“This can’t be a missed opportunity,” Breheny says. “Even if you’re a small zoo, you can house one species or several species of turtles and really make a difference.”
On the other side of the country, at the San Diego Zoo Institute for Conservation Research, Marlys Houck pulls a box of small plastic vials from a vat of liquid nitrogen. To protect her hands from the cold—the temperature inside the vat is minus 320°F—she’s wearing what look like heavy-duty oven mitts. The vials are arranged upright, in little slots. Houck locates the two she wants and places them on a steel table. “There they are,” she says.
Inside the vials is much of what’s left of the po‘ouli, a chunky bird with a sweet black face and a light chest that lived on Maui. The po‘ouli probably went extinct a year or two after the San Diego Zoo and the U.S. Fish and Wildlife Service made a last-ditch effort to save it, in 2004. At that point a mere three individuals were thought to exist, and the idea was to capture all of them and try to breed them. But only one bird—a male—allowed himself to be netted.
When he died, two months later, his body was immediately sent to the San Diego Zoo. It was Thanksgiving weekend, and Houck rushed to the institute to harvest still living cells from the carcass. “This is our last chance,” she remembers thinking. “This is the dodo.” She succeeded in culturing some of the cells from the bird’s eye, and the results of that effort now make up the contents of the vials. (The po‘ouli’s skin is now at the Smithsonian.) Houck doesn’t want the cells to get so warm that they are damaged, so after about a minute, she places the vials back in the box and returns them to the vat. The liquid nitrogen gives off a misty, ghostlike vapor.

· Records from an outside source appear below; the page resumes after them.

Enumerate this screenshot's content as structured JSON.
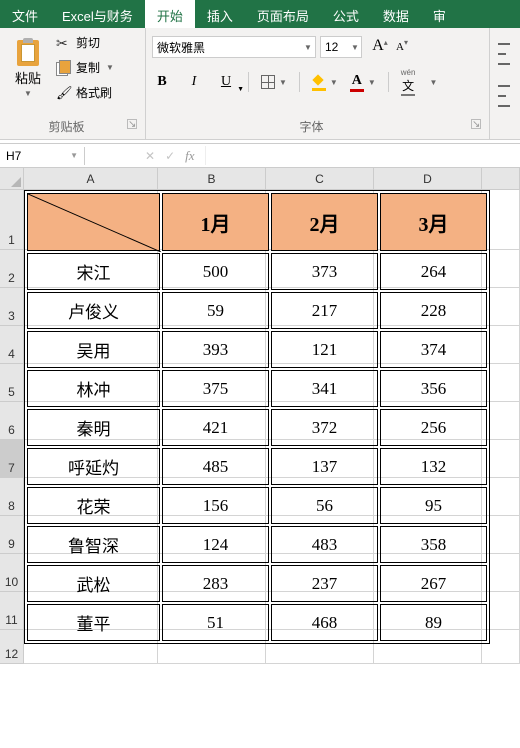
{
  "menu": {
    "file": "文件",
    "excel_finance": "Excel与财务",
    "home": "开始",
    "insert": "插入",
    "page_layout": "页面布局",
    "formulas": "公式",
    "data": "数据",
    "rest": "审"
  },
  "clipboard": {
    "paste": "粘贴",
    "cut": "剪切",
    "copy": "复制",
    "format_painter": "格式刷",
    "group_title": "剪贴板"
  },
  "font": {
    "name": "微软雅黑",
    "size": "12",
    "group_title": "字体",
    "bold": "B",
    "italic": "I",
    "underline": "U",
    "letter_a_big": "A",
    "letter_a_small": "A",
    "color_a": "A",
    "pinyin_top": "wén",
    "pinyin_char": "文"
  },
  "namebox": "H7",
  "fx_label": "fx",
  "columns": [
    "A",
    "B",
    "C",
    "D"
  ],
  "row_numbers": [
    "1",
    "2",
    "3",
    "4",
    "5",
    "6",
    "7",
    "8",
    "9",
    "10",
    "11",
    "12"
  ],
  "active_row": "7",
  "chart_data": {
    "type": "table",
    "headers": [
      "",
      "1月",
      "2月",
      "3月"
    ],
    "rows": [
      {
        "name": "宋江",
        "m1": "500",
        "m2": "373",
        "m3": "264"
      },
      {
        "name": "卢俊义",
        "m1": "59",
        "m2": "217",
        "m3": "228"
      },
      {
        "name": "吴用",
        "m1": "393",
        "m2": "121",
        "m3": "374"
      },
      {
        "name": "林冲",
        "m1": "375",
        "m2": "341",
        "m3": "356"
      },
      {
        "name": "秦明",
        "m1": "421",
        "m2": "372",
        "m3": "256"
      },
      {
        "name": "呼延灼",
        "m1": "485",
        "m2": "137",
        "m3": "132"
      },
      {
        "name": "花荣",
        "m1": "156",
        "m2": "56",
        "m3": "95"
      },
      {
        "name": "鲁智深",
        "m1": "124",
        "m2": "483",
        "m3": "358"
      },
      {
        "name": "武松",
        "m1": "283",
        "m2": "237",
        "m3": "267"
      },
      {
        "name": "董平",
        "m1": "51",
        "m2": "468",
        "m3": "89"
      }
    ]
  }
}
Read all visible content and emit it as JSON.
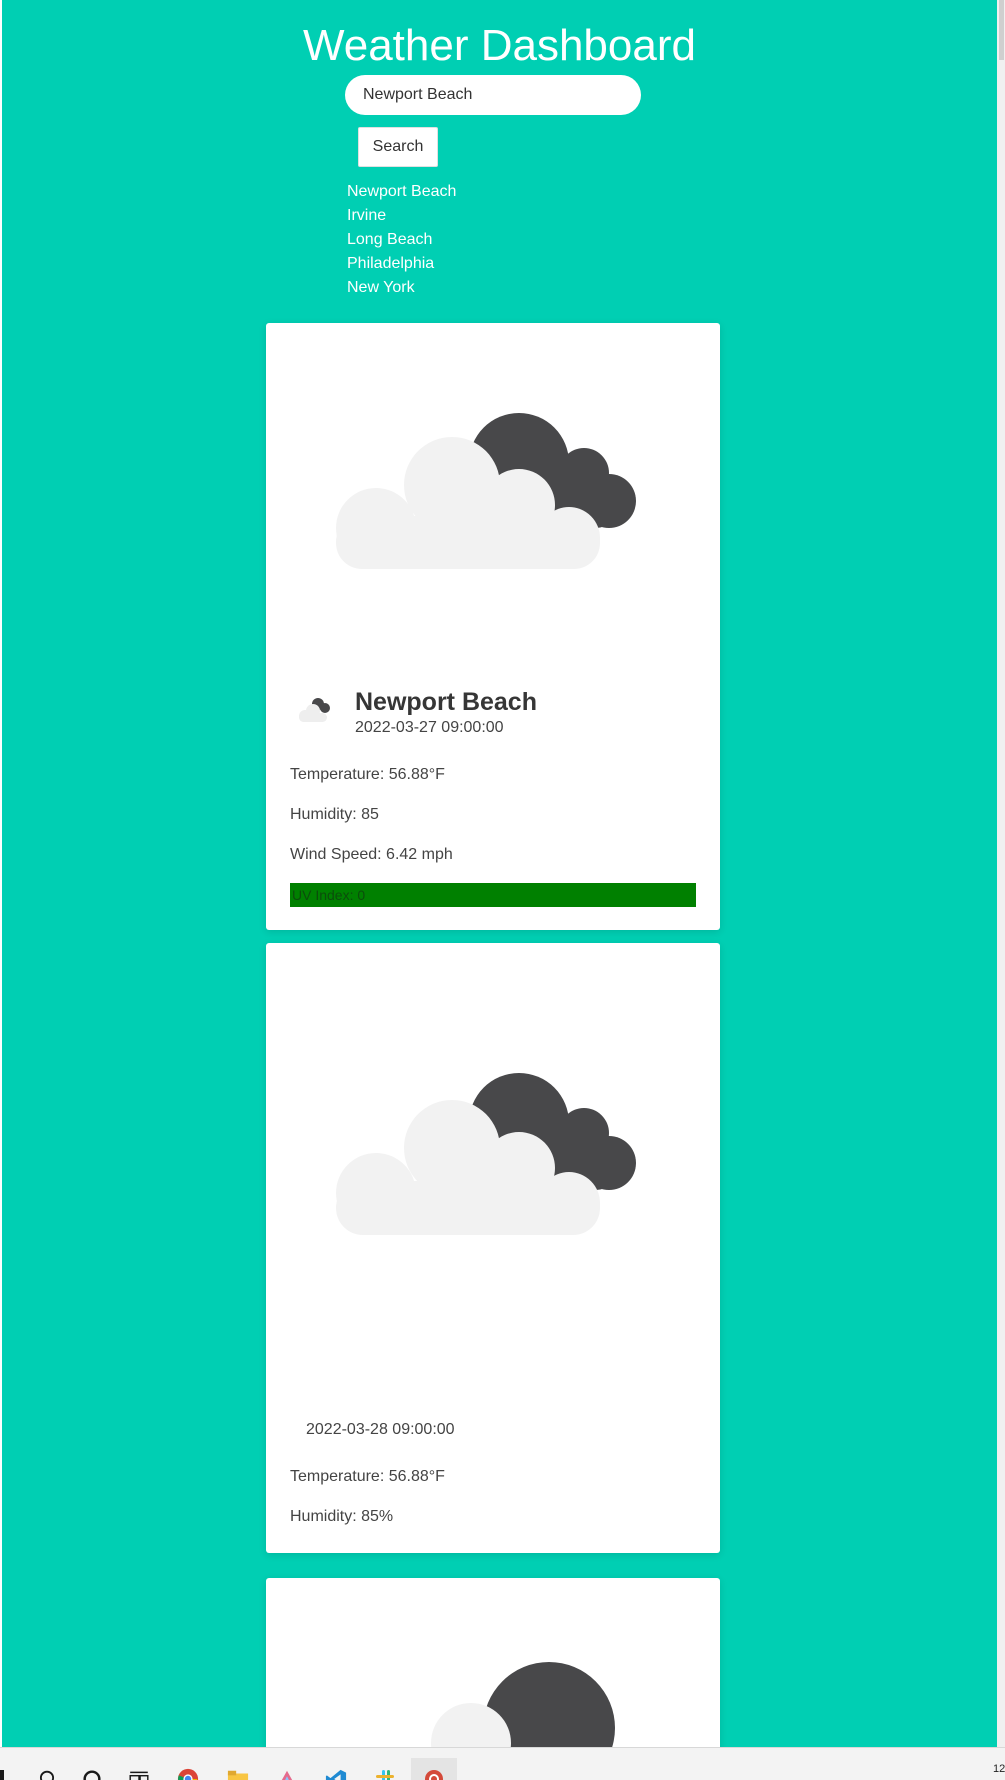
{
  "page": {
    "title": "Weather Dashboard"
  },
  "search": {
    "value": "Newport Beach",
    "button_label": "Search"
  },
  "history": [
    "Newport Beach",
    "Irvine",
    "Long Beach",
    "Philadelphia",
    "New York"
  ],
  "colors": {
    "background": "#00cfb3",
    "uv_index_good": "#008000",
    "cloud_light": "#f2f2f2",
    "cloud_dark": "#48484a"
  },
  "current": {
    "city": "Newport Beach",
    "datetime": "2022-03-27 09:00:00",
    "icon": "broken-clouds-icon",
    "temperature": "Temperature: 56.88°F",
    "humidity": "Humidity: 85",
    "wind": "Wind Speed: 6.42 mph",
    "uv": "UV Index: 0"
  },
  "forecast": [
    {
      "icon": "broken-clouds-icon",
      "datetime": "2022-03-28 09:00:00",
      "temperature": "Temperature: 56.88°F",
      "humidity": "Humidity: 85%"
    },
    {
      "icon": "broken-clouds-icon"
    }
  ],
  "taskbar": {
    "icons": [
      "windows-start-icon",
      "search-icon",
      "cortana-icon",
      "task-view-icon",
      "chrome-icon",
      "file-explorer-icon",
      "app-icon",
      "vscode-icon",
      "slack-icon",
      "app-icon"
    ],
    "clock": "12"
  }
}
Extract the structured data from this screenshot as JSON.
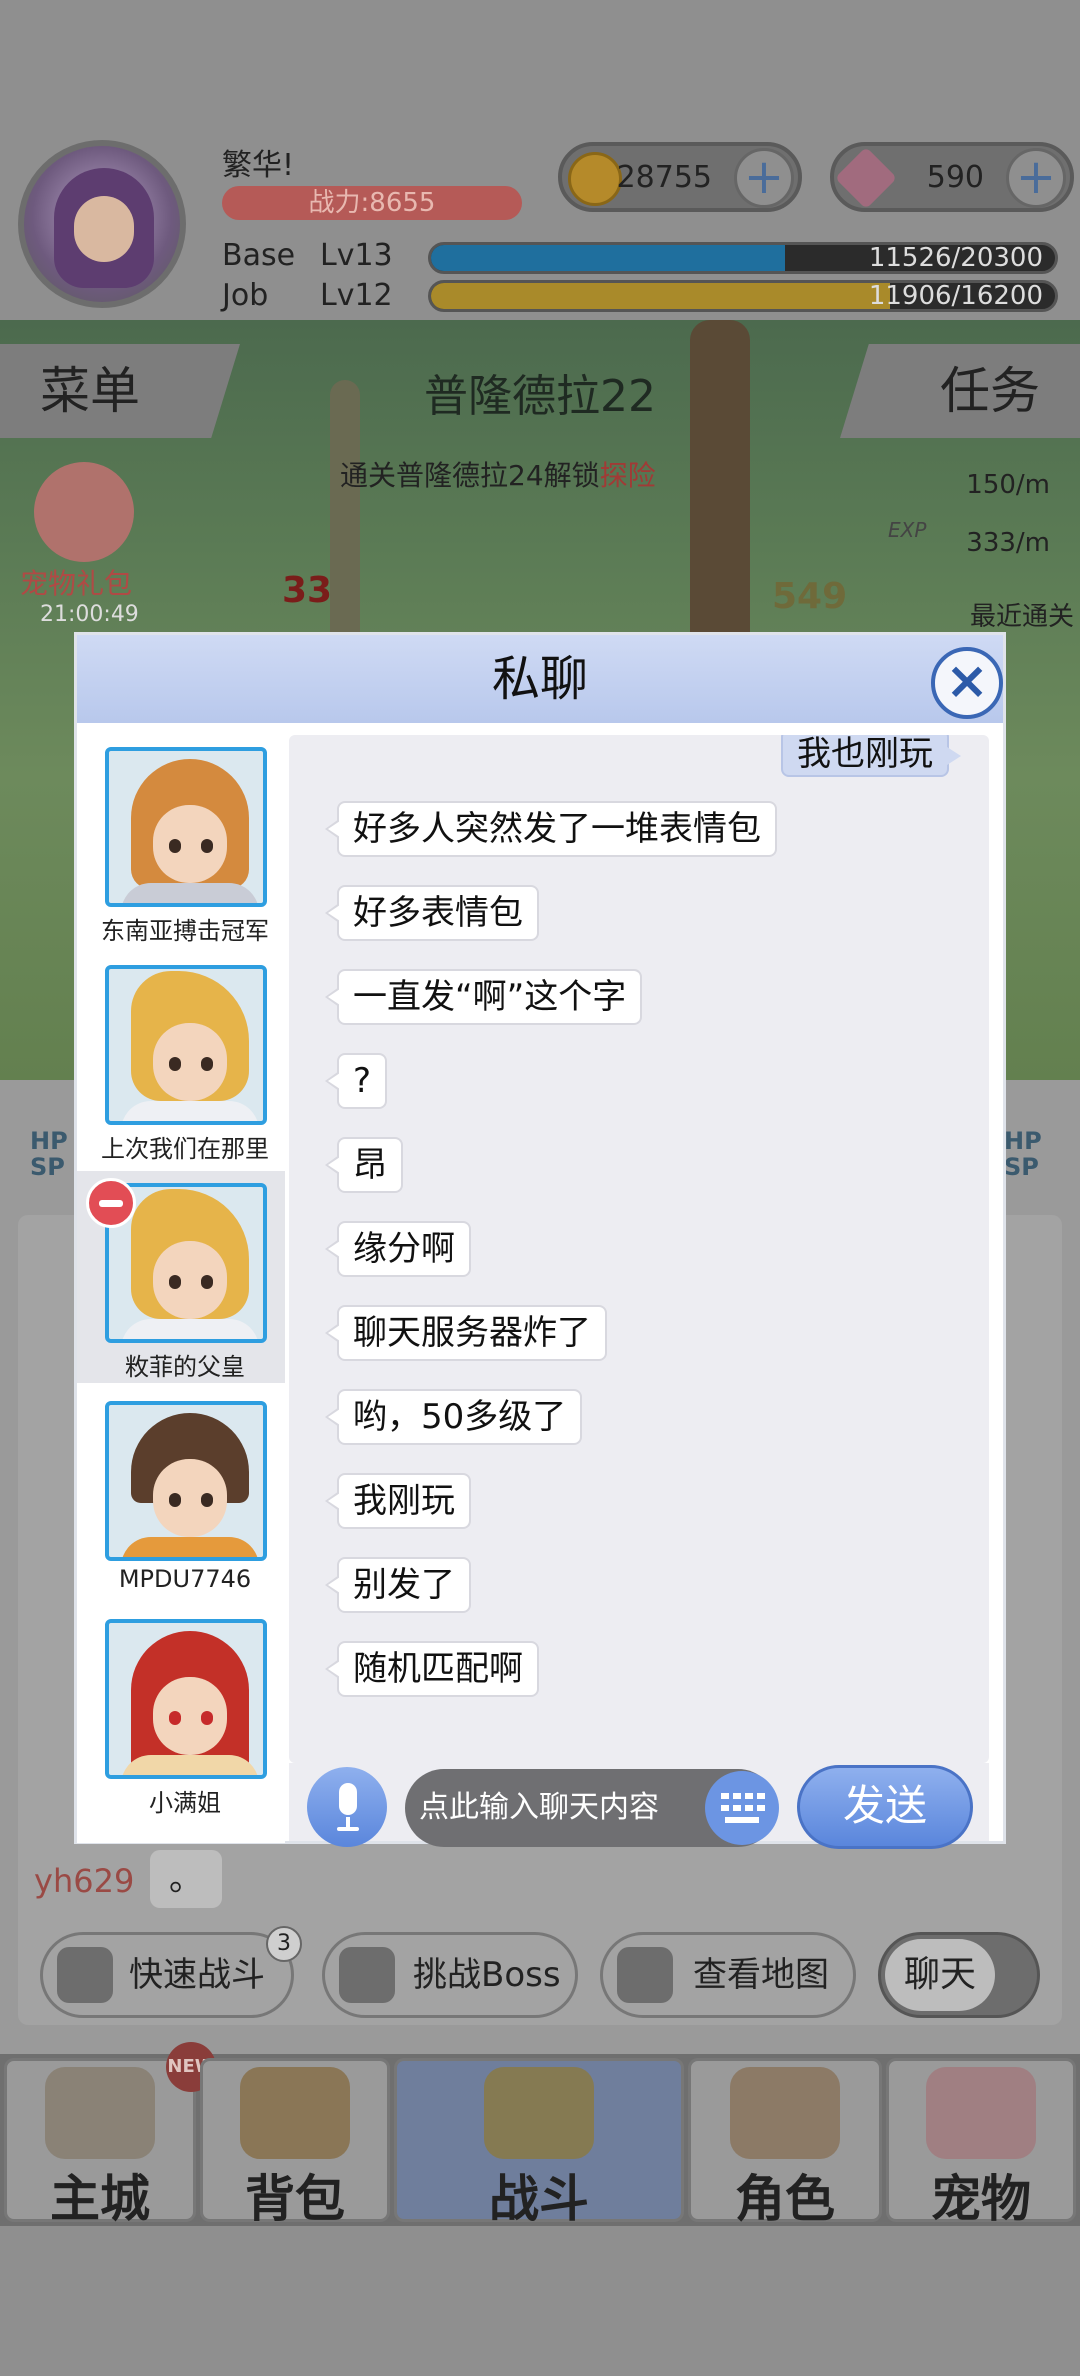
{
  "player": {
    "name": "繁华!",
    "power": "战力:8655",
    "base_label": "Base",
    "base_level": "Lv13",
    "base_exp": "11526/20300",
    "base_progress": 0.568,
    "job_label": "Job",
    "job_level": "Lv12",
    "job_exp": "11906/16200",
    "job_progress": 0.735
  },
  "currency": {
    "gold": "28755",
    "gems": "590"
  },
  "game": {
    "menu_label": "菜单",
    "task_label": "任务",
    "map_name": "普隆德拉22",
    "unlock_hint_main": "通关普隆德拉24解锁",
    "unlock_hint_highlight": "探险",
    "gold_rate": "150/m",
    "exp_rate": "333/m",
    "exp_tag": "EXP",
    "pet_gift_label": "宠物礼包",
    "pet_gift_timer": "21:00:49",
    "damage_1": "33",
    "damage_2": "549",
    "recent_clear": "最近通关",
    "hp_label": "HP",
    "sp_label": "SP",
    "yh_name": "yh629",
    "yh_msg": "。"
  },
  "actions": {
    "quick_battle": "快速战斗",
    "quick_battle_count": "3",
    "challenge_boss": "挑战Boss",
    "view_map": "查看地图",
    "chat": "聊天"
  },
  "tabs": [
    {
      "label": "主城",
      "badge": "NEW"
    },
    {
      "label": "背包"
    },
    {
      "label": "战斗"
    },
    {
      "label": "角色"
    },
    {
      "label": "宠物"
    }
  ],
  "dialog": {
    "title": "私聊",
    "contacts": [
      {
        "name": "东南亚搏击冠军"
      },
      {
        "name": "上次我们在那里"
      },
      {
        "name": "敉菲的父皇"
      },
      {
        "name": "MPDU7746"
      },
      {
        "name": "小满姐"
      }
    ],
    "self_message": "我也刚玩",
    "messages": [
      "好多人突然发了一堆表情包",
      "好多表情包",
      "一直发“啊”这个字",
      "?",
      "昂",
      "缘分啊",
      "聊天服务器炸了",
      "哟，50多级了",
      "我刚玩",
      "别发了",
      "随机匹配啊"
    ],
    "input_placeholder": "点此输入聊天内容",
    "send_label": "发送"
  },
  "colors": {
    "base_bar": "#1f6f9e",
    "job_bar": "#a98a2a",
    "dialog_header": "#c4d2f0",
    "accent_blue": "#5a86dc"
  }
}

Along with thousands of other identical-looking vials, the tubes of po‘ouli cells represent what might be described as a beyond-the-last-ditch conservation effort: the Frozen Zoo. Nearly a thousand species are represented in the Frozen Zoo, which occupies a single room on the institute’s ground floor.
For now, at least, all but one of the species in deep freeze still have flesh-and-blood members. But it seems safe to predict that in the coming years, more and more will go the way of the po‘ouli. Many of the animals in the “zoo” are highly endangered; these include the Sumatran orangutan, the Amur leopard, and the puaiohi, a songbird from Kauai. As I watch Houck put away the little vials, I wonder about a future in which what counts as conservation all too often involves liquid nitrogen. Though frogs and toads enjoy the dubious distinction of belonging to the world’s most endangered group, it’s worth noting that extinction rates among many other classes are approaching amphibian levels: It’s estimated that a third of all reef-forming corals, a quarter of all mammals, a fifth of all reptiles, and a sixth of all birds are headed toward oblivion.
“I think there are going to be more and more species where the only living material left is going to be cells in the Frozen Zoo,” Oliver Ryder, the institute’s director of genetics, tells me. As it happens, one such species, or really, in this case, subspecies—the northern white rhino—can be found just a few hundred yards from Ryder’s office. Native to central Africa, the northern white rhino is down to its last seven individuals, and its extinction is at this point considered inevitable. Two of the seven—Nola, a female, and Angalifu, a male—live at the San Diego Zoo Safari Park, and when I leave the institute to go visit them, I find them basking in the late afternoon sun. The animals are both nearing 40 and too old to breed. But after they die, they will, in a manner of speaking, live on—one last hope, suspended in a frozen cloud.